In a sweeping reform, New Mexico enacted legislation to require a criminal conviction as a prerequisite to forfeiture, and direct any forfeiture revenue to the general fund last year. But law enforcement agencies have been refusing to abide by the new Forfeiture Reform Law.

Lisa Torraco and Daniel Ivey-Soto, two state senators, have partnered with the Institute for Justice (IJ), a nonpartisan, public interest law firm, and filed a lawsuit to enjoin Albuquerque’s forfeiture ordinance.

Under the ordinance, people do not have to be convicted or even charged to lose their property. In the words of Stanley Harada, Albuquerque’s Chief Hearing Officer, innocent owners are “considered ‘alleged’” until they make their case at a hearing. But under New Mexico’s new reforms, the government must bear the burden of proof for forfeiture proceedings—just as it does for criminal cases.

Meanwhile, to forfeit property, Albuquerque need only show probable cause—the same low standard used to obtain a warrant. In DWI cases, car owners must file a request within ten days after receiving notice. Requesting hearings costs $50, while seized property can accrue $10 storage fees per day.

Records show that between 2010 and 2014, Albuquerque seized over 8,300 cars and generated $8.3 million in forfeiture revenue. Funds collected through forfeiture can even pay the salaries for the very attorneys overseeing the forfeiture. Albuquerque has taken so many cars, police are now eyeing a new complex to store seized vehicles.

Officials in both Albuquerque and Santa Fe claim that the Forfeiture Reform Law only applies to criminal cases, not civil forfeiture, and not to municipal programs.

Ivey-Soto begs to differ. “Civil forfeiture is abolished,” he said. “We know what we intended when we passed the reforms. And we didn’t include an exception for Albuquerque—or any other city.” IJ also points to the law itself, which includes, as one of its purposes, to “ensure that only criminal forfeiture is allowed in this state.”

The case has enormous ramifications, not just for other New Mexican cities that continue to operate municipal forfeiture ordinances, but for the nation at large. According to a recent report by the Institute for Justice, New Mexico’s forfeiture laws are “now the best in the country” and “set a clear example for other states to follow.” Only eight other states require criminal convictions as a prerequisite to forfeiture in many or all cases, while just six other states and the District of Columbia ban police from self-financing through forfeiture.

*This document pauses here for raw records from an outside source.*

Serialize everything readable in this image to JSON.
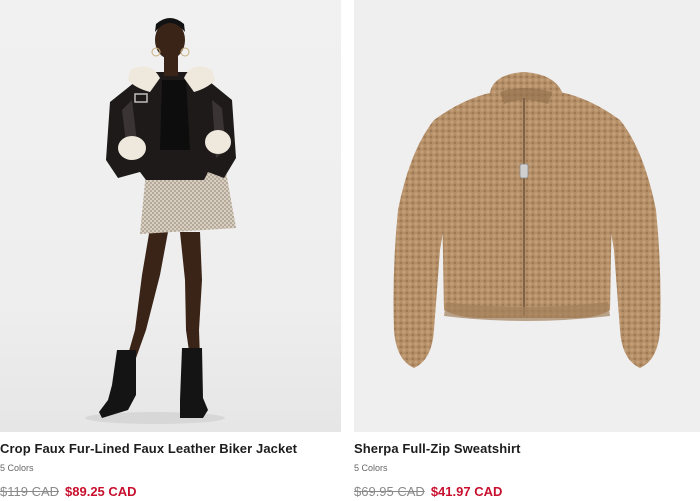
{
  "products": [
    {
      "title": "Crop Faux Fur-Lined Faux Leather Biker Jacket",
      "colors": "5 Colors",
      "original_price": "$119 CAD",
      "sale_price": "$89.25 CAD",
      "image_icon": "model-wearing-biker-jacket-image"
    },
    {
      "title": "Sherpa Full-Zip Sweatshirt",
      "colors": "5 Colors",
      "original_price": "$69.95 CAD",
      "sale_price": "$41.97 CAD",
      "image_icon": "sherpa-sweatshirt-image"
    }
  ],
  "theme": {
    "sale_color": "#c8102e",
    "original_price_color": "#8a8a8a",
    "sherpa_color": "#b48e66"
  }
}
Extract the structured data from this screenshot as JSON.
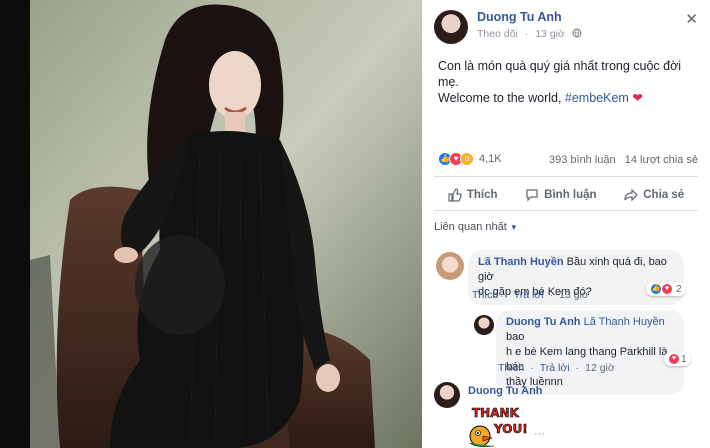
{
  "post": {
    "author": "Duong Tu Anh",
    "follow_label": "Theo dõi",
    "time": "13 giờ",
    "caption_line1": "Con là món quà quý giá nhất trong cuộc đời mẹ.",
    "caption_line2_prefix": "Welcome to the world, ",
    "caption_hashtag": "#embeKem",
    "caption_heart": "❤"
  },
  "stats": {
    "reactions_count": "4,1K",
    "comments": "393 bình luận",
    "shares": "14 lượt chia sẻ"
  },
  "actions": {
    "like": "Thích",
    "comment": "Bình luận",
    "share": "Chia sẻ"
  },
  "comments": {
    "sort_label": "Liên quan nhất",
    "c1": {
      "name": "Lã Thanh Huyền",
      "text1": " Bầu xinh quá đi, bao giờ",
      "text2": "dc gặp em bé Kem đó?",
      "like": "Thích",
      "reply": "Trả lời",
      "time": "13 giờ",
      "reactions": "2"
    },
    "c2": {
      "name": "Duong Tu Anh",
      "mention": "Lã Thanh Huyền",
      "text1": " bao",
      "text2": "h e bé Kem lang thang Parkhill là bác",
      "text3": "thầy luềnnn",
      "like": "Thích",
      "reply": "Trả lời",
      "time": "12 giờ",
      "reactions": "1"
    },
    "c3": {
      "name": "Duong Tu Anh",
      "sticker_text1": "THANK",
      "sticker_text2": "YOU!",
      "more": "···"
    }
  },
  "colors": {
    "link": "#365899",
    "like_blue": "#1877f2",
    "love_red": "#f33e58",
    "wow_yellow": "#f7b125"
  }
}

Until this year, only one state, North Carolina, largely did not have civil forfeiture laws on its books.

Impetus for reform began in part after the Institute for Justice and The New York Times publicized comments made by Pete Connelly, formerly the city attorney for Las Cruces, N.M. Speaking at a vehicle forfeiture conference in 2014, Connelly advised attendees on how to maximize revenue (one tip: seize flashy cars).  He even told other government officials that, through forfeiture, “We could be czars. We could own the city.”

“No one is above the law, least of all our city attorneys who are charged with upholding it,” Torraco said.

If you or anyone you know has been a victim of civil forfeiture, please contact the Institute for Justice.